    For most programs, being ranked No. 1 is noteworthy. For the UConn women's basketball team, it's just one more day between the start of the season and their ultimate goal: another NCAA championship.

    With three games left in the regular season, the Huskies are now the top-ranked team in the country for the first time since January 3. That's what happens when you shellac eighth-ranked Notre Dame, 78-57, and the former No. 1 team, Baylor, loses to Texas Tech.

    When teams are playing well, you'll sometimes hear that the home court advantage -- the familiar surroundings, the fans, the quirks -- are good for three or four points a game. For UConn, playing in Storrs -- regardless of the competition -- often means wins by double-digit margins.

    "When Duke and DePaul visited Gampel Pavilion, the two top ten teams suffered blowout defeats to the No. 2 UConn women's basketball team," Colin McDonough wrote in The Daily Campus. "On Saturday, No. 8 Notre Dame traveled to Storrs and suffered the same fate as the Blue Devils and Blue Demons."

    The average margin of defeat for the three top-ten teams? 30 points.

    While the victories are always nice, rankings don't mean much if the season ends with the Huskies falling short of their ultimate goal. Which explains coach Geno Auriemma's nonchalant attitude toward the news of UConn's new top-ranked status.

    "When you've been No. 1 as much as we have, it's lost all its pizazz," Auriemma said.

    The first sign that the Huskies were headed back to No. 1 came during the Notre Dame game. When the Baylor-Texas Tech score was flashed in the arena, UConn fans cheered wildly. That prompted Auriemma to offer this: "I didn't realize how many Texas Tech fans we had in our building..Standing ovation because a team in the Big 12 lost a game.

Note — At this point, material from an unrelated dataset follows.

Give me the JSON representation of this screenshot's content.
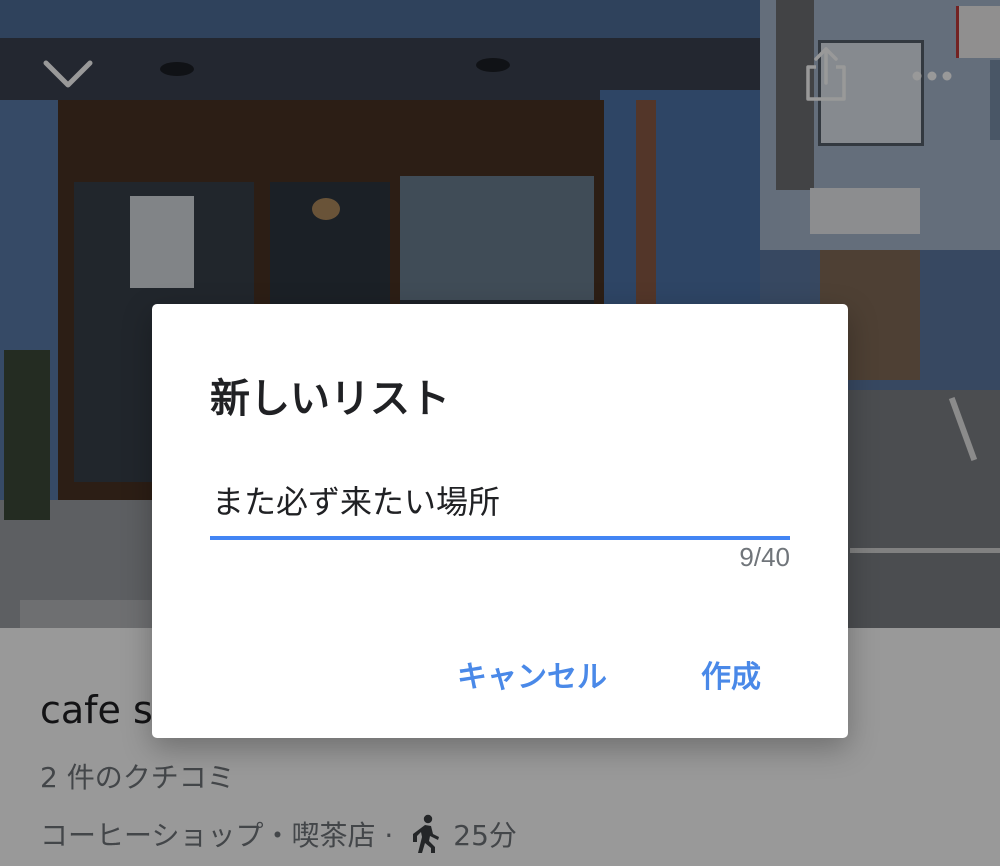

Dumbest thing I've ever heard."

    You can say that when you have seven NCAA titles, 15 Big East championships, and 14 Big East Tournament championships. Even if you almost left the program to coach a men's team.